** Opening Data section block **

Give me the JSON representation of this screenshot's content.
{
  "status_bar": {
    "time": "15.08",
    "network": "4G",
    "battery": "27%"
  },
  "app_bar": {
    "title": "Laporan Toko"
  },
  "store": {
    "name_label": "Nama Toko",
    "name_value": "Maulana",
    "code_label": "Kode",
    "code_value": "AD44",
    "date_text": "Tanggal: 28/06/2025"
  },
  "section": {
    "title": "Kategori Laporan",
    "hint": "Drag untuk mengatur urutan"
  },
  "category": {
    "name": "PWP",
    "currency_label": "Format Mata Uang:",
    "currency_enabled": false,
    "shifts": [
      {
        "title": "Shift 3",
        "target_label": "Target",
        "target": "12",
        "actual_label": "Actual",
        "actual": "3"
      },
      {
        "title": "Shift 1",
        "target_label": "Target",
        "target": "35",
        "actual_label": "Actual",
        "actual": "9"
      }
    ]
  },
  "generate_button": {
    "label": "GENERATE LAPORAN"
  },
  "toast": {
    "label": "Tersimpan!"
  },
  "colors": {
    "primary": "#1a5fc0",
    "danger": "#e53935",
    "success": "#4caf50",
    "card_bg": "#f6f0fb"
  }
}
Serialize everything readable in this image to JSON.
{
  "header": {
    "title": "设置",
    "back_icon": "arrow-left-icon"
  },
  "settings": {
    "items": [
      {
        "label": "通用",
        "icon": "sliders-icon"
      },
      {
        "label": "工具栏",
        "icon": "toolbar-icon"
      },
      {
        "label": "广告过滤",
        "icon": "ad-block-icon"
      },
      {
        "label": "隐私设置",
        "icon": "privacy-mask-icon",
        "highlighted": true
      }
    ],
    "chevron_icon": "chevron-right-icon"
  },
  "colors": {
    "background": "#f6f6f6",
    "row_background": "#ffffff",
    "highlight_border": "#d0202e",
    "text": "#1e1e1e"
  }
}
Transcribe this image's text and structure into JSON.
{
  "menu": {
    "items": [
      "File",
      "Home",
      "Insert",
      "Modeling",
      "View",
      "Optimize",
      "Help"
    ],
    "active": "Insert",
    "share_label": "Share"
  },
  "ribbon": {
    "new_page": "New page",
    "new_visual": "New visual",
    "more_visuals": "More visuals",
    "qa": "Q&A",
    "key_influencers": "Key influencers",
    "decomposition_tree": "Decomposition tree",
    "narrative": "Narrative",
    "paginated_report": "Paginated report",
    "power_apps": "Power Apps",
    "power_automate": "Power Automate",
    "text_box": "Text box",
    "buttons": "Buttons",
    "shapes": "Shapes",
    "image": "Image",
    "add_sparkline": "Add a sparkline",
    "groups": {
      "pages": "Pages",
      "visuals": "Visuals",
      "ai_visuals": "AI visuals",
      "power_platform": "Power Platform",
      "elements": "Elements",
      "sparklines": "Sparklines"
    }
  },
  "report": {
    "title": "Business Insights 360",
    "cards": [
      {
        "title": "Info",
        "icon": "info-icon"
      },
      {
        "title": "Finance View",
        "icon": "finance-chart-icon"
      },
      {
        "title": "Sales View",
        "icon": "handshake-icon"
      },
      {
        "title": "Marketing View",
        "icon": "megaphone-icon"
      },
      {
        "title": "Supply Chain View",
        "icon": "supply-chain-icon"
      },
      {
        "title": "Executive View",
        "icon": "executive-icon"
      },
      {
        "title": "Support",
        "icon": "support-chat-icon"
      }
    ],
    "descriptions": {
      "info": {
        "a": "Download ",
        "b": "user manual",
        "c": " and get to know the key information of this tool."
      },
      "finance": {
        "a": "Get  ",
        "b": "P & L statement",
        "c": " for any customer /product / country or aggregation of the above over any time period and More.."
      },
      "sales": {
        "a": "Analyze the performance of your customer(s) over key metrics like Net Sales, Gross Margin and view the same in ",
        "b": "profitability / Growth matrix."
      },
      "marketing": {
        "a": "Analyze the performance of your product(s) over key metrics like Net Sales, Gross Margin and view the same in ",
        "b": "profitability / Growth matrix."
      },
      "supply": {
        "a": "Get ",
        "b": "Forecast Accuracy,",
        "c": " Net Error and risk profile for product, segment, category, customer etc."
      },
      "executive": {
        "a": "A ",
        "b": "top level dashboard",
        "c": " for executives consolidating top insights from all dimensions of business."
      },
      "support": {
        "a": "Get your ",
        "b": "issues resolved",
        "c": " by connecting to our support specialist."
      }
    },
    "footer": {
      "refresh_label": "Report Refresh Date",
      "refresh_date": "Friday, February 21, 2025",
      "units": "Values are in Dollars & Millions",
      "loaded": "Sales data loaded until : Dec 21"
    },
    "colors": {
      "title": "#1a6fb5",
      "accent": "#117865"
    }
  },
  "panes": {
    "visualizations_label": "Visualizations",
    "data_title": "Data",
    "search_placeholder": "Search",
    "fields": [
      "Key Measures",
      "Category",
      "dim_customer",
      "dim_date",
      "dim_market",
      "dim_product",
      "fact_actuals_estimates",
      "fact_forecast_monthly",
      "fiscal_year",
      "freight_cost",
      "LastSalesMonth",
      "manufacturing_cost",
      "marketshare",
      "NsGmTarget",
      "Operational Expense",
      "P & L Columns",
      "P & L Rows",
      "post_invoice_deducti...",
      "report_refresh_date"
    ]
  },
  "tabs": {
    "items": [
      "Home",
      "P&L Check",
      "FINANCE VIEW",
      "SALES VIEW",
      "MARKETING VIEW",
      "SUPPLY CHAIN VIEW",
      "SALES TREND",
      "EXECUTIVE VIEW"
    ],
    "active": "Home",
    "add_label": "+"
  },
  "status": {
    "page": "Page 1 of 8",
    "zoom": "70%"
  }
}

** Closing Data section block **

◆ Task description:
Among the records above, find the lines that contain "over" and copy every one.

◆ Final answer:
        "c": " for any customer /product / country or aggregation of the above over any time period and More.."
        "a": "Analyze the performance of your customer(s) over key metrics like Net Sales, Gross Margin and view the same in ",
        "a": "Analyze the performance of your product(s) over key metrics like Net Sales, Gross Margin and view the same in ",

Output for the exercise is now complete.